====== DATA EXTRACTS ======

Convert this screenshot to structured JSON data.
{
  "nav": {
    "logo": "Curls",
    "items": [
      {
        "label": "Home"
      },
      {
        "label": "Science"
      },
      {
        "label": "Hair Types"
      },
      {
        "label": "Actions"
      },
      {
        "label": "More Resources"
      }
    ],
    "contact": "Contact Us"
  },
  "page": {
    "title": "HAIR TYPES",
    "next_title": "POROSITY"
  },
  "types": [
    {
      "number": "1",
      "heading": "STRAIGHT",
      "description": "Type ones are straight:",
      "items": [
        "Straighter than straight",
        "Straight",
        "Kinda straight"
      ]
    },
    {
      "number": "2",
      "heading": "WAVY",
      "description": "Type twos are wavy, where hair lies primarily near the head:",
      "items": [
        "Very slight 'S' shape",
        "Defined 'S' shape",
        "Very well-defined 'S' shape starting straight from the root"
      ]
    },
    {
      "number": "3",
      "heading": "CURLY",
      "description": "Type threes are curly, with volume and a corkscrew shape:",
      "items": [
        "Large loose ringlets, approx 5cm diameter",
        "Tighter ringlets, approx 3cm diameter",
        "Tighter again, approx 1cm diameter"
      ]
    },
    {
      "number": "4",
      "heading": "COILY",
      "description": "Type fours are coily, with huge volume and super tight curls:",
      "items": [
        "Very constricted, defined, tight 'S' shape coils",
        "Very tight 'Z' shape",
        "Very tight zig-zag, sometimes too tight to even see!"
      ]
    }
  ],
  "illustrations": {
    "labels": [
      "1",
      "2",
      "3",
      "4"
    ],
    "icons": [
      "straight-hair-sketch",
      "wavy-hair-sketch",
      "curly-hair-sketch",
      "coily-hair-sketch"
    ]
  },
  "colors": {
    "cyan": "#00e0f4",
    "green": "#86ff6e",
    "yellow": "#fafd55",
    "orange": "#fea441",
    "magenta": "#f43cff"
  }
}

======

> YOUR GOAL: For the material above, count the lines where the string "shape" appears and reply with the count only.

> WRITTEN SOLUTION: 6